Modi had initially publicly praised Rajan. But in the end both Modi and Finance Minister Arun Jaitley just stood back. Without government support Rajan felt his position untenable and decided against a second term for which he was fully eligible.
The notion of independence
The notion of promoting central bank independence was vigorously promoted in the 1970s and early 1980s. This was when academic economists and policymakers had fallen under the spell of the dominant “new neoclassical economics” school of thought. They became increasingly concerned about potential political interference with the operations of central banks.
This movement was followed by widespread insertion of central bank independence into law. At least 30 countries around the globe legislated central bank independence between 1990 and 1995.
The usual argument for central bank independence is that monetary policy is too important to be left to governments and the general public. It is thought that a government might use monetary instruments - such as raising or cutting interest rates - to further its own electoral ends.
On the other hand electorates might want a central bank to take a more benign approach to inflation. For example, South Africa’s Congress of Trade Unions has argued that the country’s inflation target (3% - 6%) should be scrapped because the central bank has to raise interest rates to keep inflation within the band. This in turn affects economic growth, particularly job creation.
Both of these pressures, it is argued, would lead to greater inflation. I agree that high levels of inflation can be damaging, particularly for the poor who can least afford to cope with rising prices. But I also don’t believe that fighting inflation single-mindedly through raising interest rates is the best route either. This is because higher rates are likely to damage investment, growth and employment.
The nuance here is that countries can live with moderate inflation as long as growth rates are robust enough. Some degree of inflation is good compared, for example, with deflation - when prices drop to the point that the “inflation” rate falls below zero. This can push a depressed economy into recession.
The counter argument
The counter argument to central bank independence is that monetary policy is too important not to be subject to democratic political processes. The monetary policies central banks formulate and implement, such as keeping rampant inflation in check, are a key determinant of a country’s macroeconomic performance and of the electorate’s economic well-being.
Democratically elected governments are held responsible for that performance. Why, then, should central banks not be held accountable in the same way?
In addition to this, decisions made by central banks are not just technical decisions to be left to a group of experts. They involve judgements about trade-offs. The most fundamental one is whether inflation or unemployment is a greater economic priority in any particular society. These trade-offs should therefore represent the values of people who make up society.
In the case of South Africa the central bank’s independence is enshrined in the country’s constitution.

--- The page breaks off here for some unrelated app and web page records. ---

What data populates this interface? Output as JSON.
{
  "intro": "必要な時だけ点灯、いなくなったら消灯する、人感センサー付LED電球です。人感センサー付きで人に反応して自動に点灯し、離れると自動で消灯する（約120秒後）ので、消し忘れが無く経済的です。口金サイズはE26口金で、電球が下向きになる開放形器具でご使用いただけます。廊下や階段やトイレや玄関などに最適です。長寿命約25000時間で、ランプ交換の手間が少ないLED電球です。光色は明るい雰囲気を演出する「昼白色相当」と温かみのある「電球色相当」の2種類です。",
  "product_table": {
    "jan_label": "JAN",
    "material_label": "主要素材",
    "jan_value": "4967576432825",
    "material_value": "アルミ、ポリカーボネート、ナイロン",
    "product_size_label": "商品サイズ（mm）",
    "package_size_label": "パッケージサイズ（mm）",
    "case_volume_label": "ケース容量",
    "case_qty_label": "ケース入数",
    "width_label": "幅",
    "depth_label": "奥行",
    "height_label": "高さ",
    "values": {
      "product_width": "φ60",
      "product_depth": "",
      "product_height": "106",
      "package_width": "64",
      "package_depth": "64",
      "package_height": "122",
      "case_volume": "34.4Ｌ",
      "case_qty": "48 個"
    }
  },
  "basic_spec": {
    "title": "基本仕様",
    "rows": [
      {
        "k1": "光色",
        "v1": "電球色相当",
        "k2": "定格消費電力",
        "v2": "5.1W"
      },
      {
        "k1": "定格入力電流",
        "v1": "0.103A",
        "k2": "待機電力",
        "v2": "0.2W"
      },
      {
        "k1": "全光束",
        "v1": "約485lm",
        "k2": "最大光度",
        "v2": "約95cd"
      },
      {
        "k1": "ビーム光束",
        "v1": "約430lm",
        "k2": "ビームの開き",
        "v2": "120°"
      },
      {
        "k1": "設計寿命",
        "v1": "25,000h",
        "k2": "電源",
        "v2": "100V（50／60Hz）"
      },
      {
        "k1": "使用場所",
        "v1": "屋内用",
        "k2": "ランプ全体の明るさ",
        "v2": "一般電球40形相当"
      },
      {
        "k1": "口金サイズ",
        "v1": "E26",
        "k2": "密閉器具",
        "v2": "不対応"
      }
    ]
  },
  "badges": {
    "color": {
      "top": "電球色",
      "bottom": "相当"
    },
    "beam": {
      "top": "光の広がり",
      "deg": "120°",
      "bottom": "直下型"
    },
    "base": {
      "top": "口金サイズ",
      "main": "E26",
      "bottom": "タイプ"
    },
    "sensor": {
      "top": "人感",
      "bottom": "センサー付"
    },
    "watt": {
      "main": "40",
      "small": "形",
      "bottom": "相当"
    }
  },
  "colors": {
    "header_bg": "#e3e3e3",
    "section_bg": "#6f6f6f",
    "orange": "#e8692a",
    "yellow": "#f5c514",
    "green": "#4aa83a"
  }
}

This means that it may be relatively safe from a full frontal attack by the Zuma faction in the ANC. But expect constant carping from the sidelines if this faction sees it standing in their way, especially on matters related to exchange controls and the outflow of capital. If indeed the Gupta family, which is closely associated with Zuma, pulls out of its investments in South Africa as it has announced it will do, this may become a reality sooner that we think.
Vishnu Padayachee, Distinguished Professor and Derek Schrier and Cecily Cameron Chair in Development Economics, School of Economics and Business Sciences, University of the Witwatersrand. This article was originally published on The Conversation. Read the original article.